The path of Austerity leading to more Euro Defaults, Deleveraging Next
Spanish bonds rose for a second day as the extra yield that investors demand to hold 10-year debt instead of German bunds narrowed to 404.5 basis points from 413.7 basis points yesterday.
Rajoy's government announced plans in February to force banks to take their share of costs of 50 billion euros ($65.6 billion) for building provisions and capital to make them recognize losses on real estate piled up on their balance sheets during the country's housing bust.
The Bank of Spain said late yesterday that lenders will take a total of 53.8 billion euros to meet the new requirements, including 29.1 billion euros in provisions and 15.6 billion euros to create capital buffers. While most companies would be able to comply without major difficulty, the central bank would tighten its vigilance over lenders that may struggle to meet the requirements, it said.
The Stoxx Europe 600 Index (SXXP) retreated 0.3 percent to 258.57 as of 10:13 a.m. in London. The Stoxx 600 gained 2 percent yesterday, the biggest jump since Dec. 20, as demand increased at a Spanish debt sale. Futures on the Standard & Poor's 500 Index slipped 0.1 percent. The MSCI Asia Pacific Index climbed 1 percent.
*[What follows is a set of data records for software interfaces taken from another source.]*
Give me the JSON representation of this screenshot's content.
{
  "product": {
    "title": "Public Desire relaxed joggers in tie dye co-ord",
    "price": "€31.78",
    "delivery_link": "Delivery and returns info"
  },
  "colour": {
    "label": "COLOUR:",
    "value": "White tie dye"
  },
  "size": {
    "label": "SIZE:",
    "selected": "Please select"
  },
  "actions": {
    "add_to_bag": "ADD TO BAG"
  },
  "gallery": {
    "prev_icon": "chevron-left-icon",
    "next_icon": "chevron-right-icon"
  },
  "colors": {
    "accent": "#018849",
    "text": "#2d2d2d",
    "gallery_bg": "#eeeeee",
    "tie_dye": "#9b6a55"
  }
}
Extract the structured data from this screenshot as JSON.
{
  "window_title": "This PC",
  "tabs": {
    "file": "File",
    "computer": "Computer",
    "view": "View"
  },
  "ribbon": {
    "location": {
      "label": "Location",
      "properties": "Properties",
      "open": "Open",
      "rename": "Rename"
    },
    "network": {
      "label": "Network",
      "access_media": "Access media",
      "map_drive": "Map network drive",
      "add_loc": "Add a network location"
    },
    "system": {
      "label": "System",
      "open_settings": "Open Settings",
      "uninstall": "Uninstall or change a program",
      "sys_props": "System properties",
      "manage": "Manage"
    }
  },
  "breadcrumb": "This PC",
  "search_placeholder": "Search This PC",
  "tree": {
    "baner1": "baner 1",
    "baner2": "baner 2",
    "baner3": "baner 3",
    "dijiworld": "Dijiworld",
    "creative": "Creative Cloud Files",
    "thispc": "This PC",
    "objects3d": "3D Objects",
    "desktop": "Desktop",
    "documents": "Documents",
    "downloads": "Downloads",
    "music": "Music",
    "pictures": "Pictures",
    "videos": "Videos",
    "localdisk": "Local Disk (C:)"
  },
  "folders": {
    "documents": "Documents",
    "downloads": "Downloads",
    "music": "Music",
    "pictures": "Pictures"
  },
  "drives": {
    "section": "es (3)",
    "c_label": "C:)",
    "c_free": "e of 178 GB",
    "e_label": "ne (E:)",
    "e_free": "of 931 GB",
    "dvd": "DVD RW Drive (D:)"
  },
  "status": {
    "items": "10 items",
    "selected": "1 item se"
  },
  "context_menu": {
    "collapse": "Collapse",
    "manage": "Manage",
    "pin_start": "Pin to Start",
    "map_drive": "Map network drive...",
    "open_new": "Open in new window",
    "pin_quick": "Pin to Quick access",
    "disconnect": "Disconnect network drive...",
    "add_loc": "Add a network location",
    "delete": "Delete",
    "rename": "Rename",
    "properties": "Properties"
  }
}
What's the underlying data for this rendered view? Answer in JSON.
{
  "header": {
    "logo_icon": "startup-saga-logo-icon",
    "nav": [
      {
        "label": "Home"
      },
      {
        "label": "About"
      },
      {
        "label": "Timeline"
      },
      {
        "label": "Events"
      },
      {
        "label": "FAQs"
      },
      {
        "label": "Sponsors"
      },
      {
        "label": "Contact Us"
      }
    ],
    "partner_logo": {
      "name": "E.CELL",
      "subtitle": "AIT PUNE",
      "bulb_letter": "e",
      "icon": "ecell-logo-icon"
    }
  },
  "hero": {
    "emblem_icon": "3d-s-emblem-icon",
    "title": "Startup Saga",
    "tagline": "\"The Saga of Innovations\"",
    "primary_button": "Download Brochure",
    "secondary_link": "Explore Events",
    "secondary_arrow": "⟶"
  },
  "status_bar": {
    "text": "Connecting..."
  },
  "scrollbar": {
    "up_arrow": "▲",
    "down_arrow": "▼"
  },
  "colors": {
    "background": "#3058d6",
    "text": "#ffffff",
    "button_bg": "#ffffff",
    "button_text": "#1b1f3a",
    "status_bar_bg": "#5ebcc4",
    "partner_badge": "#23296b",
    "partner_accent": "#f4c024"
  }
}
Signs that China's economic slowdown is intensifying boosted speculation that the nation's central bank will cut lenders' reserve-requirement ratios for a second time this year. A report showed China's home prices falling in a record 37 of 70 cities tracked by the government in March. Foreign direct investment sank for a fifth month, while the economy expanded 8.1 percent in the first quarter, the slowest pace in almost three years.
Spain's surging bad loans are spurring doubt on whether the government can persuade investors that it can clean up the country's banks without further damaging public finances.
Non-performing loans as a proportion of total lending jumped to 8.16 percent in February, the highest level since 1994, from less than 1 percent in 2007, according to Bank of Spain data published today. The ratio rose from 7.91 percent in January as 3.8 billion euros of loans soured in February, a 110 percent increase from the same month a year ago. That takes the total credit in the economy that the regulator lists as doubtful to 143.8 billion euros.
Defaults are rising and credit is shrinking at a record pace as 24 percent unemployment corrodes the quality of loans built up in the country's credit boom and saps the appetite of banks to make new ones. Doubts about the extent of Spain's non- performing loans problem is hurting bank stocks and driving up the government's borrowing costs on investor concern that the expense of propping up ailing lenders may add to the debt burden.
Shayne Heffernan oversees the management of funds for institutions and high net worth individuals.
Shayne Heffernan holds a Ph.D. in Economics and brings with him over 25 years of trading experience in Asia and hands on experience in Venture Capital, he has been involved in several start ups that have seen market capitalization over $500m and 1 that reached a peak market cap of $15b. He has managed and overseen start ups in Mining, Shipping, Technology and Financial Services.Read the Terms of Service